____ DATA EXTRACT
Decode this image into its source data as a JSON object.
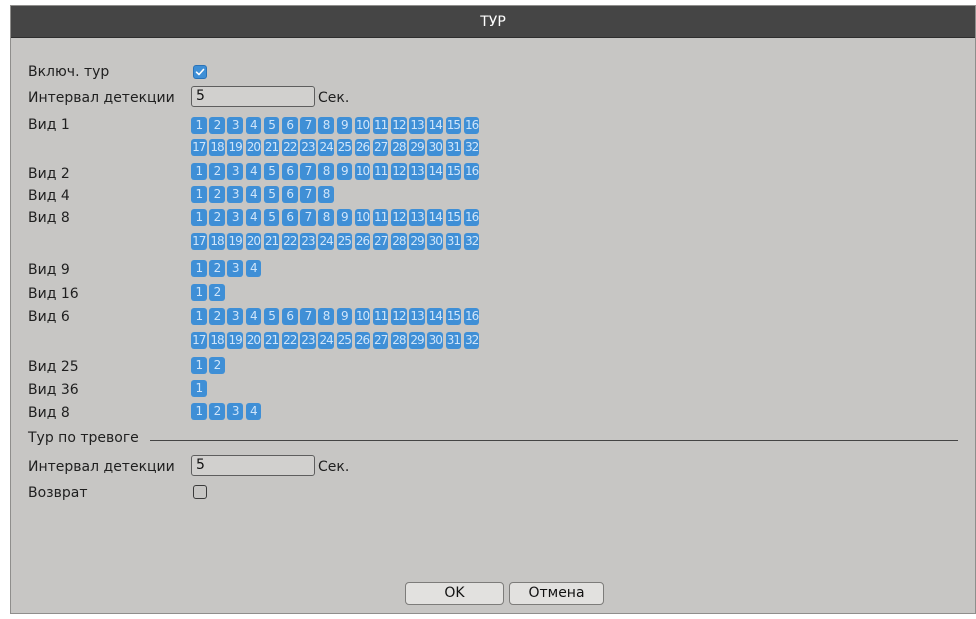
{
  "window": {
    "title": "ТУР"
  },
  "tour_enable": {
    "label": "Включ. тур",
    "checked": true
  },
  "detect_interval": {
    "label": "Интервал детекции",
    "value": "5",
    "unit": "Сек."
  },
  "views": [
    {
      "label": "Вид 1",
      "rows": [
        [
          "1",
          "2",
          "3",
          "4",
          "5",
          "6",
          "7",
          "8",
          "9",
          "10",
          "11",
          "12",
          "13",
          "14",
          "15",
          "16"
        ],
        [
          "17",
          "18",
          "19",
          "20",
          "21",
          "22",
          "23",
          "24",
          "25",
          "26",
          "27",
          "28",
          "29",
          "30",
          "31",
          "32"
        ]
      ]
    },
    {
      "label": "Вид 2",
      "rows": [
        [
          "1",
          "2",
          "3",
          "4",
          "5",
          "6",
          "7",
          "8",
          "9",
          "10",
          "11",
          "12",
          "13",
          "14",
          "15",
          "16"
        ]
      ]
    },
    {
      "label": "Вид 4",
      "rows": [
        [
          "1",
          "2",
          "3",
          "4",
          "5",
          "6",
          "7",
          "8"
        ]
      ]
    },
    {
      "label": "Вид 8",
      "rows": [
        [
          "1",
          "2",
          "3",
          "4",
          "5",
          "6",
          "7",
          "8",
          "9",
          "10",
          "11",
          "12",
          "13",
          "14",
          "15",
          "16"
        ],
        [
          "17",
          "18",
          "19",
          "20",
          "21",
          "22",
          "23",
          "24",
          "25",
          "26",
          "27",
          "28",
          "29",
          "30",
          "31",
          "32"
        ]
      ]
    },
    {
      "label": "Вид 9",
      "rows": [
        [
          "1",
          "2",
          "3",
          "4"
        ]
      ]
    },
    {
      "label": "Вид 16",
      "rows": [
        [
          "1",
          "2"
        ]
      ]
    },
    {
      "label": "Вид 6",
      "rows": [
        [
          "1",
          "2",
          "3",
          "4",
          "5",
          "6",
          "7",
          "8",
          "9",
          "10",
          "11",
          "12",
          "13",
          "14",
          "15",
          "16"
        ],
        [
          "17",
          "18",
          "19",
          "20",
          "21",
          "22",
          "23",
          "24",
          "25",
          "26",
          "27",
          "28",
          "29",
          "30",
          "31",
          "32"
        ]
      ]
    },
    {
      "label": "Вид 25",
      "rows": [
        [
          "1",
          "2"
        ]
      ]
    },
    {
      "label": "Вид 36",
      "rows": [
        [
          "1"
        ]
      ]
    },
    {
      "label": "Вид 8",
      "rows": [
        [
          "1",
          "2",
          "3",
          "4"
        ]
      ]
    }
  ],
  "alarm_tour": {
    "section_label": "Тур по тревоге",
    "interval_label": "Интервал детекции",
    "interval_value": "5",
    "interval_unit": "Сек.",
    "return_label": "Возврат",
    "return_checked": false
  },
  "buttons": {
    "ok": "OK",
    "cancel": "Отмена"
  },
  "colors": {
    "accent": "#3f8fd6",
    "titlebar": "#454545",
    "panel": "#c7c6c4"
  }
}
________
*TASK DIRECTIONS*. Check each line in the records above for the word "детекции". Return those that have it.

*RESPONSE*.
    "label": "Интервал детекции",
    "interval_label": "Интервал детекции",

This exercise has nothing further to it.